Compatibility for now is limited to iPad 2 and above running iOS 7 (coming soon to iPhone, with an Android version currently in the works). You’ll also need to update your current desktop version of Lightroom to 5.4.

To learn more, head over to Adobe’s LR Mobile website or blog by clicking here and here, respectively, or download the app for yourself from the iTunes App Store. If you don’t have a creative cloud subscription, you can ‘get started with Lightroom Mobile’ at this link.


 
  • Caslar

    I was excited to hear about Lightroom Mobile. :-)

    I had 2 scenarios where I thought that this would be a great addon to my workflow.

    a). I shoot large events where I could shoot anywhere from 500 – 4000 images. Intially my illusion was that I could backup my cards at the end of the event, import into Lightroom and sync to my iPad. I could even make a quick selection while at the event and show the client a quick slideshow on my iPad. The main selection would have been while travelling, I could pick and reject, do the sorting and when I got home I could sync back to my desktop and process the selection.

    b). At a photoshoot, it was my illision that I’d be able to thether my camera to my laptop with my CamRanger, auto import into Lightroom and sync to the Ipad. With this feature I could litteraly give the client the iPad, they could sit at a distance in comfort and could select and reject as I shoot without the need for them to sit at my computer.

    Sadly, it is not to be! The use of the cloud here is the showstopper for me. Yes I have a great internet connection (100MB) for the cloud roundtrip, but this is not how I was expecting it to work.

    I was expecting it to work locally, either plugged in or over my local network wifi.

    I experimented with 20 RW images and created Smart Previews and it just took way to long. The kind of long thats just frustrating, the kind where you’d throw your iPad against the wall (only joking). Even just editing the name of the collection on the iPad took way to long to sync back.

    I can understand the need to logon for subscription authentication, but the cloud hosting is going to kill the use of this product.

    So after a brief engagement with a great idea, I am sadly dismissing this product straight away. :-(

  • mikewren
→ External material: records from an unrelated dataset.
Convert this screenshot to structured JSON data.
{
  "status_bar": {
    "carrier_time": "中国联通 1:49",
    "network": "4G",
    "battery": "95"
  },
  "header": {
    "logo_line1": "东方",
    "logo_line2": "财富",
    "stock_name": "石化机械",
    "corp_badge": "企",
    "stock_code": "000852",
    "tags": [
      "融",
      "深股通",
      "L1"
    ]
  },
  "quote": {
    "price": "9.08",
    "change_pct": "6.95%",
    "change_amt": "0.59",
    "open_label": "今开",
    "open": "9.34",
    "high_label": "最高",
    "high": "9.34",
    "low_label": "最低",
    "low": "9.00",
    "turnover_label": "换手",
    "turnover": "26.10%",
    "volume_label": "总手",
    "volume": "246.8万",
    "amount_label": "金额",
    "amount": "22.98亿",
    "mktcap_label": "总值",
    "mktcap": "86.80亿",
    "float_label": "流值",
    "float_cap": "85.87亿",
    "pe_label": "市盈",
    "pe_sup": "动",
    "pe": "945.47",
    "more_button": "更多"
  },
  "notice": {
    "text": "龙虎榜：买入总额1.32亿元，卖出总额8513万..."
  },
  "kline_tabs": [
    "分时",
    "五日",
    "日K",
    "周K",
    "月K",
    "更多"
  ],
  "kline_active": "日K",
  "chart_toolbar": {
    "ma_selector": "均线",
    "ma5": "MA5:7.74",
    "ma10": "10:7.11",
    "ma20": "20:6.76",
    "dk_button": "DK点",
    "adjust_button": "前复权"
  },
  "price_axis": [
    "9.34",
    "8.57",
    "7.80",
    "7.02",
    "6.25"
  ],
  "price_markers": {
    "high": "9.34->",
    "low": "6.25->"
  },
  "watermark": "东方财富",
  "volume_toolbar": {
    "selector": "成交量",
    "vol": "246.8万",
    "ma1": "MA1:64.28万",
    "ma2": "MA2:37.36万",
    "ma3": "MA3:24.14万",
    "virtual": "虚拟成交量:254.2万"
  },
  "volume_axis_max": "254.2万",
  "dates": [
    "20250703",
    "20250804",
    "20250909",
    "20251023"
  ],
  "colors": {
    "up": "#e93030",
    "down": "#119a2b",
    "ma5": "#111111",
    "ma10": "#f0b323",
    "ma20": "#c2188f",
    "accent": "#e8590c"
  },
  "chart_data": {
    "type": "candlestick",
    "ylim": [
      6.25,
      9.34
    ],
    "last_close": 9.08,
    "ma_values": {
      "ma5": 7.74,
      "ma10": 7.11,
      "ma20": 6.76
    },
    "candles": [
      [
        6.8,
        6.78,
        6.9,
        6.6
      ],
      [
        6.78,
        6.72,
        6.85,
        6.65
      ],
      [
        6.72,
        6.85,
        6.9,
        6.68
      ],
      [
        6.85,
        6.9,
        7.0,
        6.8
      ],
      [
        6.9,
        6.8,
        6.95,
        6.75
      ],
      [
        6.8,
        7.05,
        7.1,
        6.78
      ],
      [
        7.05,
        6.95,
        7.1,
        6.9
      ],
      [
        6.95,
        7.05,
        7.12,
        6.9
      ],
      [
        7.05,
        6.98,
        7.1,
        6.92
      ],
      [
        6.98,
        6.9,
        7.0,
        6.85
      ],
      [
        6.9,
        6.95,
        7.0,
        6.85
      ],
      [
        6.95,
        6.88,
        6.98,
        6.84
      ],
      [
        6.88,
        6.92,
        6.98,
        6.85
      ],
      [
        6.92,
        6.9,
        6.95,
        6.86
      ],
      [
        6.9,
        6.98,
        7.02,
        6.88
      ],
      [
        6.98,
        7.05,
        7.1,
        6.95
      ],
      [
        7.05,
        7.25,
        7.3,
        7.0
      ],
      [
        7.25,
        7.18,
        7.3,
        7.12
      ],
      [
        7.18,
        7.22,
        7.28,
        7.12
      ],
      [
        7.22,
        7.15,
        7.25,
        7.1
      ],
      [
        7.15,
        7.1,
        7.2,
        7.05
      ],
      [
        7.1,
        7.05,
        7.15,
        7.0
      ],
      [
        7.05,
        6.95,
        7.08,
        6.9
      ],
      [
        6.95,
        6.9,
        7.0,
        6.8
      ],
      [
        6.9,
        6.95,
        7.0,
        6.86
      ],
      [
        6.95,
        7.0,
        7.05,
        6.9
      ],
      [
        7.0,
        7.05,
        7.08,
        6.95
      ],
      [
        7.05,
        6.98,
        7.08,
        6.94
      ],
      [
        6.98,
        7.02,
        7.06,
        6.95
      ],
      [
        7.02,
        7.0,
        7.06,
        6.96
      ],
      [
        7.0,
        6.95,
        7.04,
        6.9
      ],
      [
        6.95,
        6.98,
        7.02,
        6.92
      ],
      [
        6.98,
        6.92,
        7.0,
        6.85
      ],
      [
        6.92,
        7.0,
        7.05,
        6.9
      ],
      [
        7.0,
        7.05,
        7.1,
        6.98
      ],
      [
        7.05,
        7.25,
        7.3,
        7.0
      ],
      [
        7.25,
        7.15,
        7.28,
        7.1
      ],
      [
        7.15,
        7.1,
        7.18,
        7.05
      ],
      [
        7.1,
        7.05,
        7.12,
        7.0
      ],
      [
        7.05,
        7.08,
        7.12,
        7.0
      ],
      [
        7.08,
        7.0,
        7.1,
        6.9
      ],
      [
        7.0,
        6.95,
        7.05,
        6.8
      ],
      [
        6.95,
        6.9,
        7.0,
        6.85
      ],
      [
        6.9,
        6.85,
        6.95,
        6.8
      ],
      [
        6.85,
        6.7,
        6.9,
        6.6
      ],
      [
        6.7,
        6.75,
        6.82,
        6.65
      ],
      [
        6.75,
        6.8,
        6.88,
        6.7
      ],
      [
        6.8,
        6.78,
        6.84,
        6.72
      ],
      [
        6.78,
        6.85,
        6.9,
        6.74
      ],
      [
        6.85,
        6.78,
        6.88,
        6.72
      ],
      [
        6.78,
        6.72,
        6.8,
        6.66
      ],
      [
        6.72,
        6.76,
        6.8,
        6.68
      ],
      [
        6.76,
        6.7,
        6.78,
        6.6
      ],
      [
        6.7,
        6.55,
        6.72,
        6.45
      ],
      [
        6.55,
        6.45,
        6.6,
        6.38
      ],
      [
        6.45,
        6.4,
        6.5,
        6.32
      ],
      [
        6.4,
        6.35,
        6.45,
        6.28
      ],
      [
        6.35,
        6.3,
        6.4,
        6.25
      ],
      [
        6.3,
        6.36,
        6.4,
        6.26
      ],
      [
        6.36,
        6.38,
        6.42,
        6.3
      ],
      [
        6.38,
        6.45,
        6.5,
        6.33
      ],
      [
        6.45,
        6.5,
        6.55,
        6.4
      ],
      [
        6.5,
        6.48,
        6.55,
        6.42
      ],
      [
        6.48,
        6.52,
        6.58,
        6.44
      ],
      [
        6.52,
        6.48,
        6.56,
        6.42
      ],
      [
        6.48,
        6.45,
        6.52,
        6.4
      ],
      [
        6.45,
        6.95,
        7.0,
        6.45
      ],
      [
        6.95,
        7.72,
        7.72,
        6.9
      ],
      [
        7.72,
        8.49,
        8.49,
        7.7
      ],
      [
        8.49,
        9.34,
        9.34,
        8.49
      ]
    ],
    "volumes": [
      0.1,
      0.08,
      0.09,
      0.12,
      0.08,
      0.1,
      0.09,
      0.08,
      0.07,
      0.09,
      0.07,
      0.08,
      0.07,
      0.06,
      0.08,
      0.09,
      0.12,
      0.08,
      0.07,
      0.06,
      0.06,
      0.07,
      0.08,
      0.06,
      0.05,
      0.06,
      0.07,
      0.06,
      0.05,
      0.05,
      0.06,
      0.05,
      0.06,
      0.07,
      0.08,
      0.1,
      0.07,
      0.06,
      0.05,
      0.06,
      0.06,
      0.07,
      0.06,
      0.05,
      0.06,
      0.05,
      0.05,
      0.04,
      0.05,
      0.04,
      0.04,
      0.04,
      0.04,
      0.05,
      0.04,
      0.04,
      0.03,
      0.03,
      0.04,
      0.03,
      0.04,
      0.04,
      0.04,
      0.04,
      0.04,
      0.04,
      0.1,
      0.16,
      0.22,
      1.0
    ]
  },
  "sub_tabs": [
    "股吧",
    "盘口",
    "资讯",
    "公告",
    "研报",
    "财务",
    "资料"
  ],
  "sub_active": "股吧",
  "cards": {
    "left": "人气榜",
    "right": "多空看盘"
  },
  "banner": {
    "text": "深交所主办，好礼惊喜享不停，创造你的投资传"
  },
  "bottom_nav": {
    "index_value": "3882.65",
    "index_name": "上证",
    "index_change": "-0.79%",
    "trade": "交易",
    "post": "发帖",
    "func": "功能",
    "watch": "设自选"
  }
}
    Have you looked at Photosmith for iPad? This is precisely what we do – and without ongoing subscription fees or cloud syncing.

    We sync metadata – keywords, star ratings, captions, and other text-based metadata.

  • mikewren

    This is something Photosmith offers – Local sync with Lightroom, without the subscription. I’m happy to answer any questions you might have about it.